AIM OF THE EXERCISE:
Look through the listing below and report the lines that have the word "Media" in them.

LISTED RECORDS:
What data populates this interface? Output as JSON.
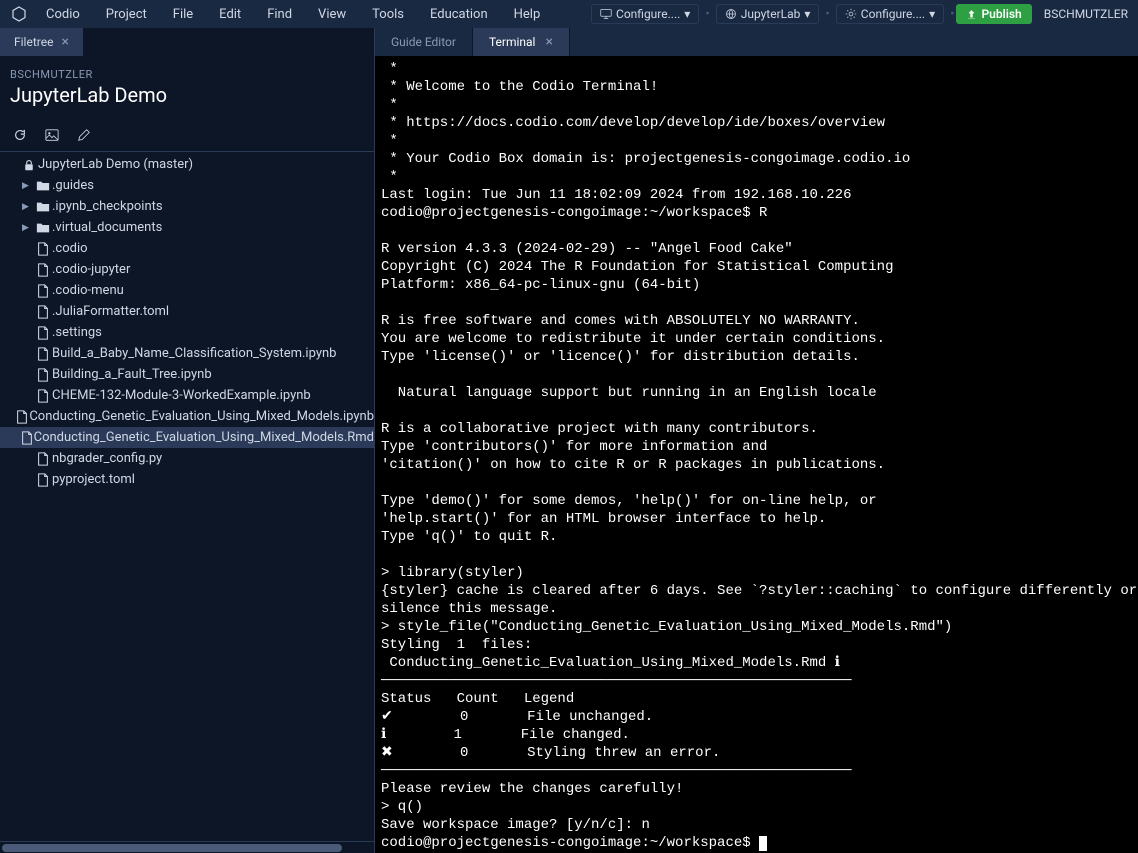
{
  "menubar": {
    "app": "Codio",
    "items": [
      "Project",
      "File",
      "Edit",
      "Find",
      "View",
      "Tools",
      "Education",
      "Help"
    ],
    "configs": [
      {
        "icon": "monitor-icon",
        "label": "Configure...."
      },
      {
        "icon": "globe-icon",
        "label": "JupyterLab"
      },
      {
        "icon": "gear-icon",
        "label": "Configure...."
      }
    ],
    "publish": "Publish",
    "username": "BSCHMUTZLER"
  },
  "sidebar": {
    "tab": "Filetree",
    "owner": "BSCHMUTZLER",
    "project": "JupyterLab Demo",
    "root": "JupyterLab Demo (master)",
    "tree": [
      {
        "depth": 0,
        "type": "root",
        "label": "JupyterLab Demo (master)",
        "icon": "lock-icon"
      },
      {
        "depth": 1,
        "type": "folder",
        "label": ".guides",
        "expand": true
      },
      {
        "depth": 1,
        "type": "folder",
        "label": ".ipynb_checkpoints",
        "expand": true
      },
      {
        "depth": 1,
        "type": "folder",
        "label": ".virtual_documents",
        "expand": true
      },
      {
        "depth": 1,
        "type": "file",
        "label": ".codio"
      },
      {
        "depth": 1,
        "type": "file",
        "label": ".codio-jupyter"
      },
      {
        "depth": 1,
        "type": "file",
        "label": ".codio-menu"
      },
      {
        "depth": 1,
        "type": "file",
        "label": ".JuliaFormatter.toml"
      },
      {
        "depth": 1,
        "type": "file",
        "label": ".settings"
      },
      {
        "depth": 1,
        "type": "file",
        "label": "Build_a_Baby_Name_Classification_System.ipynb"
      },
      {
        "depth": 1,
        "type": "file",
        "label": "Building_a_Fault_Tree.ipynb"
      },
      {
        "depth": 1,
        "type": "file",
        "label": "CHEME-132-Module-3-WorkedExample.ipynb"
      },
      {
        "depth": 1,
        "type": "file",
        "label": "Conducting_Genetic_Evaluation_Using_Mixed_Models.ipynb"
      },
      {
        "depth": 1,
        "type": "file",
        "label": "Conducting_Genetic_Evaluation_Using_Mixed_Models.Rmd",
        "selected": true
      },
      {
        "depth": 1,
        "type": "file",
        "label": "nbgrader_config.py"
      },
      {
        "depth": 1,
        "type": "file",
        "label": "pyproject.toml"
      }
    ]
  },
  "editor": {
    "tabs": [
      {
        "label": "Guide Editor",
        "active": false,
        "closable": false
      },
      {
        "label": "Terminal",
        "active": true,
        "closable": true
      }
    ]
  },
  "terminal": {
    "lines": [
      " *",
      " * Welcome to the Codio Terminal!",
      " *",
      " * https://docs.codio.com/develop/develop/ide/boxes/overview",
      " *",
      " * Your Codio Box domain is: projectgenesis-congoimage.codio.io",
      " *",
      "Last login: Tue Jun 11 18:02:09 2024 from 192.168.10.226",
      "codio@projectgenesis-congoimage:~/workspace$ R",
      "",
      "R version 4.3.3 (2024-02-29) -- \"Angel Food Cake\"",
      "Copyright (C) 2024 The R Foundation for Statistical Computing",
      "Platform: x86_64-pc-linux-gnu (64-bit)",
      "",
      "R is free software and comes with ABSOLUTELY NO WARRANTY.",
      "You are welcome to redistribute it under certain conditions.",
      "Type 'license()' or 'licence()' for distribution details.",
      "",
      "  Natural language support but running in an English locale",
      "",
      "R is a collaborative project with many contributors.",
      "Type 'contributors()' for more information and",
      "'citation()' on how to cite R or R packages in publications.",
      "",
      "Type 'demo()' for some demos, 'help()' for on-line help, or",
      "'help.start()' for an HTML browser interface to help.",
      "Type 'q()' to quit R.",
      "",
      "> library(styler)",
      "{styler} cache is cleared after 6 days. See `?styler::caching` to configure differently or",
      "silence this message.",
      "> style_file(\"Conducting_Genetic_Evaluation_Using_Mixed_Models.Rmd\")",
      "Styling  1  files:",
      " Conducting_Genetic_Evaluation_Using_Mixed_Models.Rmd ℹ",
      "────────────────────────────────────────────────────────",
      "Status   Count   Legend",
      "✔        0       File unchanged.",
      "ℹ        1       File changed.",
      "✖        0       Styling threw an error.",
      "────────────────────────────────────────────────────────",
      "Please review the changes carefully!",
      "> q()",
      "Save workspace image? [y/n/c]: n",
      "codio@projectgenesis-congoimage:~/workspace$ "
    ]
  }
}
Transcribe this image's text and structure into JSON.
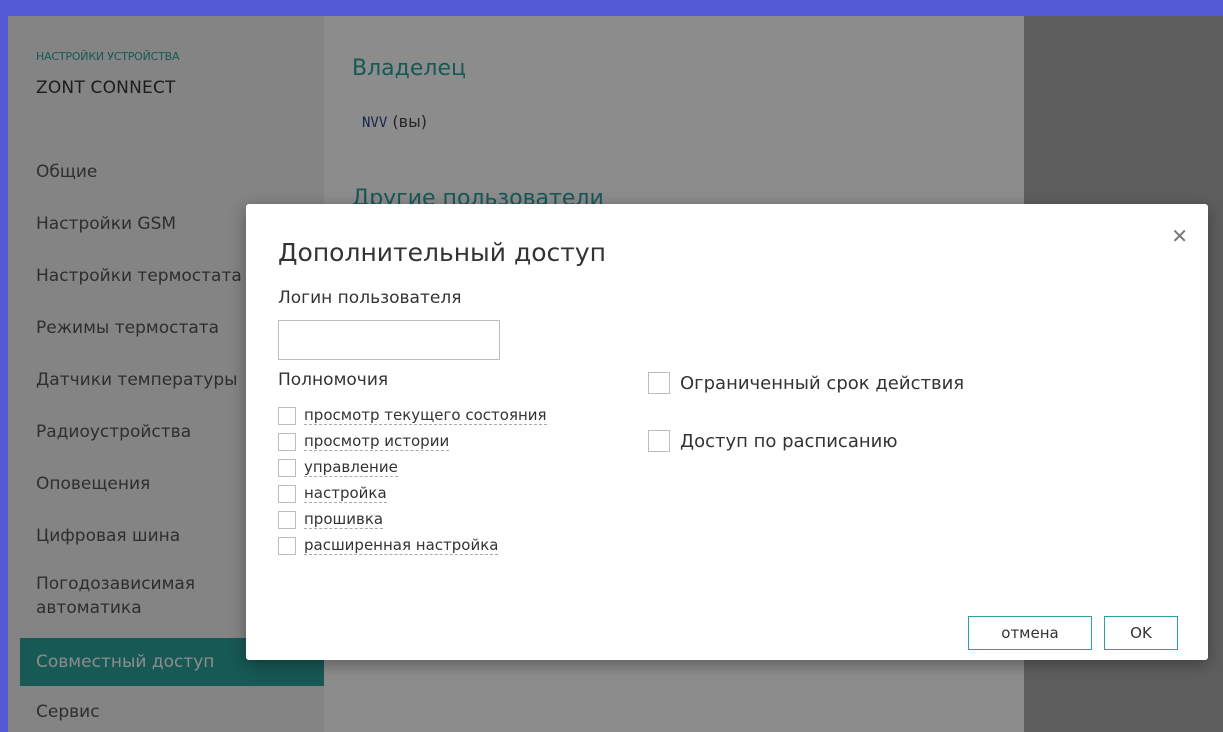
{
  "sidebar": {
    "caption": "НАСТРОЙКИ УСТРОЙСТВА",
    "device": "ZONT CONNECT",
    "items": [
      {
        "label": "Общие"
      },
      {
        "label": "Настройки GSM"
      },
      {
        "label": "Настройки термостата"
      },
      {
        "label": "Режимы термостата"
      },
      {
        "label": "Датчики температуры"
      },
      {
        "label": "Радиоустройства"
      },
      {
        "label": "Оповещения"
      },
      {
        "label": "Цифровая шина"
      },
      {
        "label": "Погодозависимая автоматика"
      },
      {
        "label": "Совместный доступ",
        "active": true
      },
      {
        "label": "Сервис"
      }
    ]
  },
  "main": {
    "owner_heading": "Владелец",
    "owner_login": "NVV",
    "owner_suffix": "(вы)",
    "other_heading": "Другие пользователи"
  },
  "modal": {
    "title": "Дополнительный доступ",
    "close_icon": "close-icon",
    "login_label": "Логин пользователя",
    "login_value": "",
    "permissions_label": "Полномочия",
    "permissions": [
      {
        "label": "просмотр текущего состояния",
        "checked": false
      },
      {
        "label": "просмотр истории",
        "checked": false
      },
      {
        "label": "управление",
        "checked": false
      },
      {
        "label": "настройка",
        "checked": false
      },
      {
        "label": "прошивка",
        "checked": false
      },
      {
        "label": "расширенная настройка",
        "checked": false
      }
    ],
    "limited_term_label": "Ограниченный срок действия",
    "schedule_label": "Доступ по расписанию",
    "cancel_label": "отмена",
    "ok_label": "OK"
  },
  "colors": {
    "accent": "#2aa39a",
    "frame": "#5459d6",
    "sidebar_bg": "#f0f0f0"
  }
}
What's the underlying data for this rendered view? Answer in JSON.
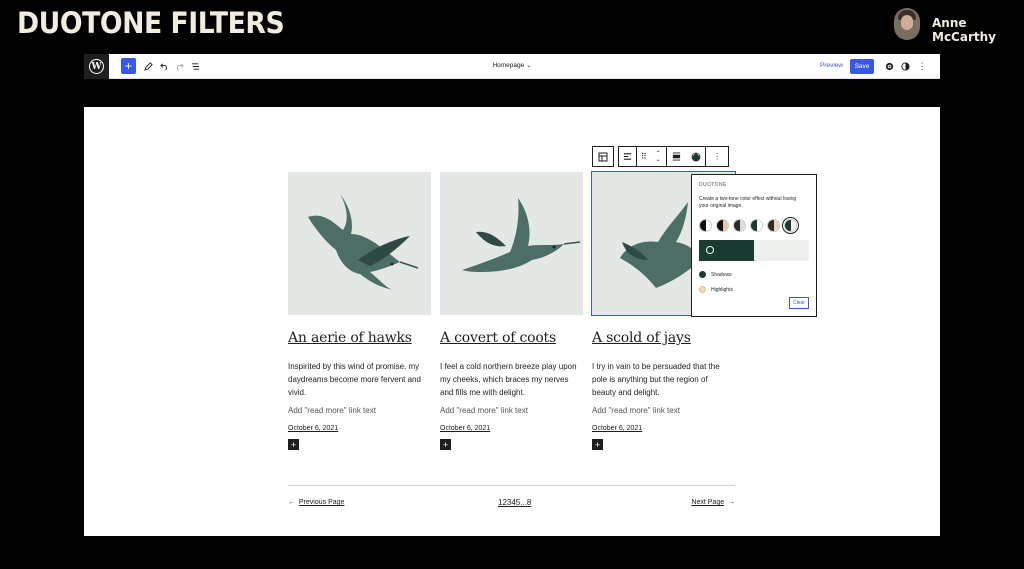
{
  "slide": {
    "title": "DUOTONE FILTERS",
    "presenter_name": "Anne McCarthy"
  },
  "topbar": {
    "add_icon": "+",
    "doc_title": "Homepage",
    "chevron": "⌄",
    "preview_label": "Preview",
    "save_label": "Save"
  },
  "block_toolbar": {
    "more_icon": "⋮"
  },
  "posts": [
    {
      "title": "An aerie of hawks",
      "excerpt": "Inspirited by this wind of promise, my daydreams become more fervent and vivid.",
      "read_more": "Add \"read more\" link text",
      "date": "October 6, 2021"
    },
    {
      "title": "A covert of coots",
      "excerpt": "I feel a cold northern breeze play upon my cheeks, which braces my nerves and fills me with delight.",
      "read_more": "Add \"read more\" link text",
      "date": "October 6, 2021"
    },
    {
      "title": "A scold of jays",
      "excerpt": "I try in vain to be persuaded that the pole is anything but the region of beauty and delight.",
      "read_more": "Add \"read more\" link text",
      "date": "October 6, 2021"
    }
  ],
  "duotone": {
    "title": "DUOTONE",
    "description": "Create a two-tone color effect without losing your original image.",
    "shadows_label": "Shadows",
    "highlights_label": "Highlights",
    "clear_label": "Clear",
    "shadow_color": "#1a3a32",
    "highlight_color": "#f3dcc0"
  },
  "pagination": {
    "previous": "Previous Page",
    "pages": "12345...8",
    "next": "Next Page"
  },
  "colors": {
    "accent": "#3858e9",
    "image_bg": "#e4e8e4",
    "bird": "#4d6e66"
  }
}
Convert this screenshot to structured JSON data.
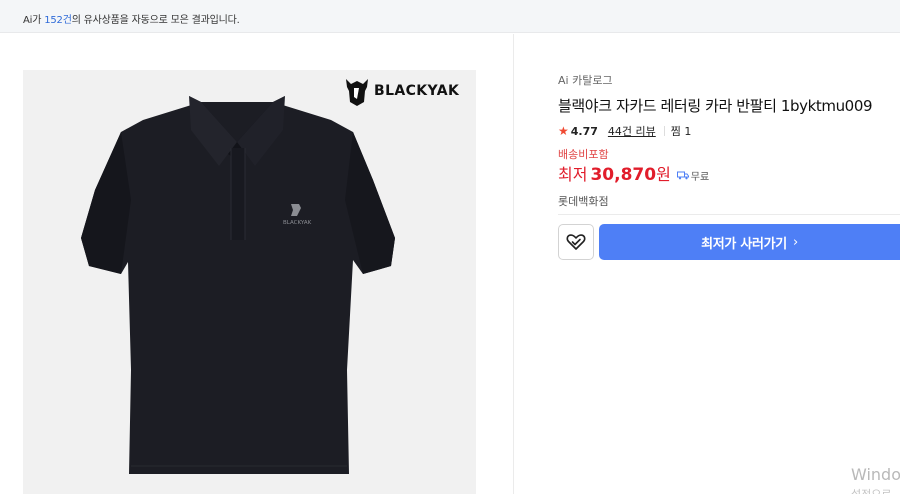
{
  "banner": {
    "prefix": "Ai가 ",
    "count": "152건",
    "suffix": "의 유사상품을 자동으로 모은 결과입니다."
  },
  "product": {
    "brand_logo_text": "BLACKYAK",
    "catalog_label": "Ai 카탈로그",
    "title": "블랙야크 자카드 레터링 카라 반팔티 1byktmu009",
    "rating": "4.77",
    "reviews": "44건 리뷰",
    "wishlist": "찜 1",
    "shipping_label": "배송비포함",
    "price_prefix": "최저",
    "price": "30,870",
    "price_unit": "원",
    "delivery": "무료",
    "store": "롯데백화점",
    "buy_label": "최저가 사러가기",
    "shirt_chest_logo_text": "BLACKYAK"
  },
  "watermark": {
    "line1": "Windo",
    "line2": "설정으로"
  },
  "icons": {
    "star": "star-icon",
    "truck": "truck-icon",
    "wish": "heart-check-icon",
    "chevron": "chevron-right-icon"
  },
  "colors": {
    "accent": "#4e7ff6",
    "price": "#e11d2b",
    "star": "#f04a32",
    "count_link": "#2f6bd8"
  }
}
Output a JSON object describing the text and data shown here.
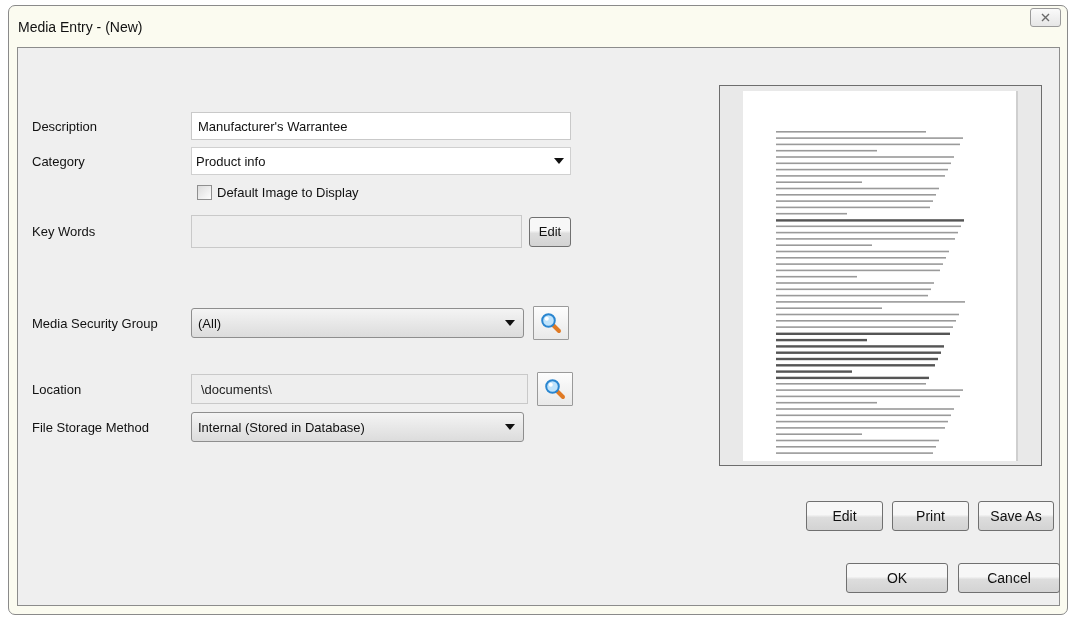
{
  "window": {
    "title": "Media Entry - (New)"
  },
  "fields": [
    {
      "kind": "text",
      "label": "Description",
      "value": "Manufacturer's Warrantee",
      "disabled": false
    },
    {
      "kind": "dropdown",
      "label": "Category",
      "value": "Product info"
    },
    {
      "kind": "checkbox",
      "label": "Default Image to Display",
      "checked": false
    },
    {
      "kind": "text",
      "label": "Key Words",
      "disabled": true,
      "button": "Edit"
    },
    {
      "kind": "combo",
      "label": "Media Security Group",
      "value": "(All)",
      "search": true
    },
    {
      "kind": "text",
      "label": "Location",
      "value": "\\documents\\",
      "disabled": true,
      "search": true
    },
    {
      "kind": "combo",
      "label": "File Storage Method",
      "value": "Internal (Stored in Database)"
    }
  ],
  "preview_buttons": [
    "Edit",
    "Print",
    "Save As"
  ],
  "buttons": [
    "OK",
    "Cancel"
  ]
}
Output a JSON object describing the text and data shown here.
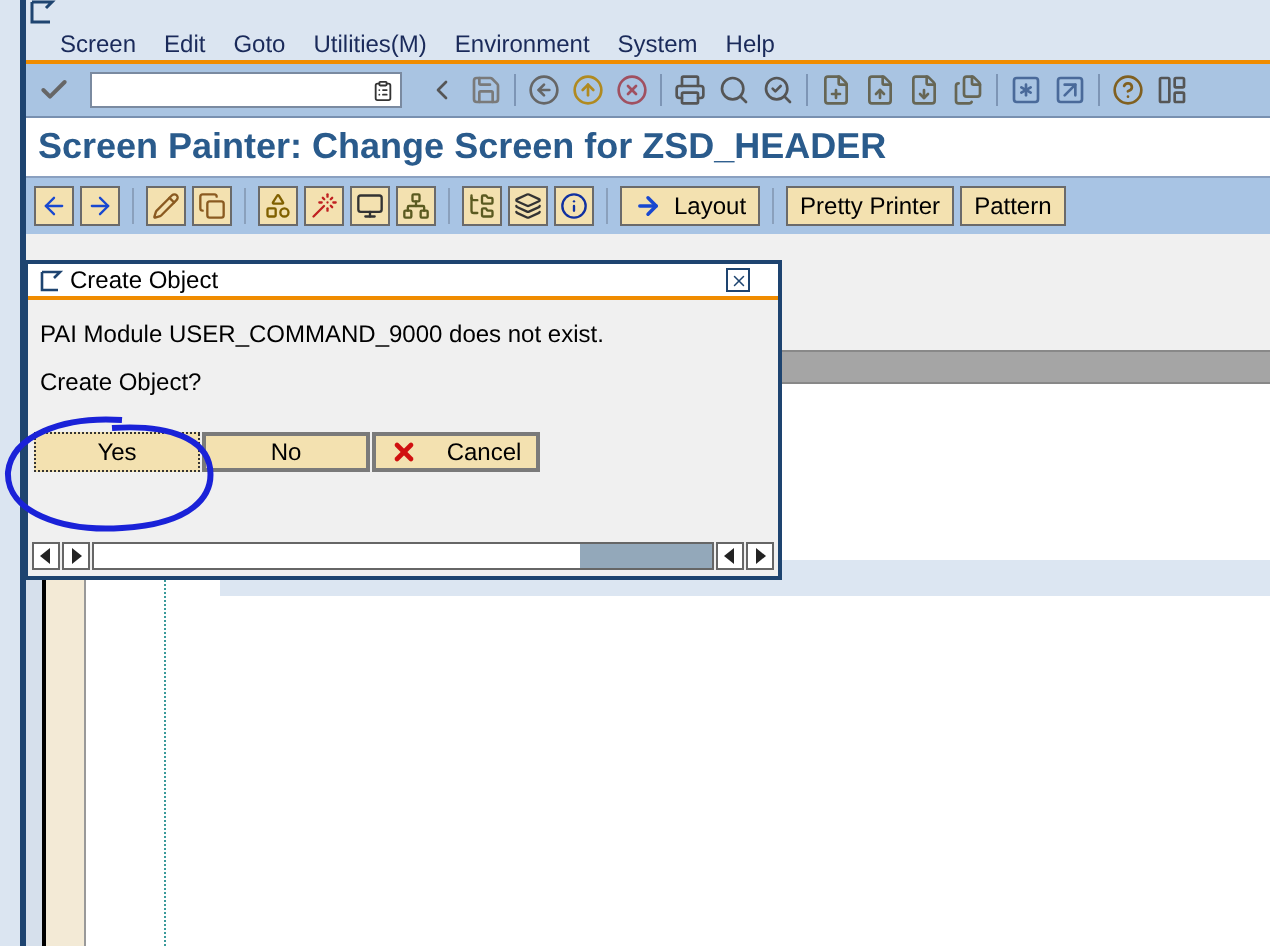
{
  "menu": [
    "Screen",
    "Edit",
    "Goto",
    "Utilities(M)",
    "Environment",
    "System",
    "Help"
  ],
  "title": "Screen Painter: Change Screen for ZSD_HEADER",
  "app_toolbar": [
    {
      "kind": "icon"
    },
    {
      "kind": "icon"
    },
    {
      "kind": "icon"
    },
    {
      "kind": "icon"
    },
    {
      "kind": "icon"
    },
    {
      "kind": "icon"
    },
    {
      "kind": "icon"
    },
    {
      "kind": "icon"
    },
    {
      "kind": "icon"
    },
    {
      "kind": "icon"
    },
    {
      "kind": "icon"
    },
    {
      "kind": "arrow",
      "label": "Layout"
    },
    {
      "kind": "text",
      "label": "Pretty Printer"
    },
    {
      "kind": "text",
      "label": "Pattern"
    }
  ],
  "dialog": {
    "title": "Create Object",
    "message": "PAI Module USER_COMMAND_9000 does not exist.",
    "question": "Create Object?",
    "buttons": [
      {
        "label": "Yes",
        "focused": true,
        "kind": "plain"
      },
      {
        "label": "No",
        "focused": false,
        "kind": "plain"
      },
      {
        "label": "Cancel",
        "focused": false,
        "kind": "cancel"
      }
    ]
  }
}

SOLUTION:
    "title": "Media Entry - (New)"
      "label": "Media Security Group",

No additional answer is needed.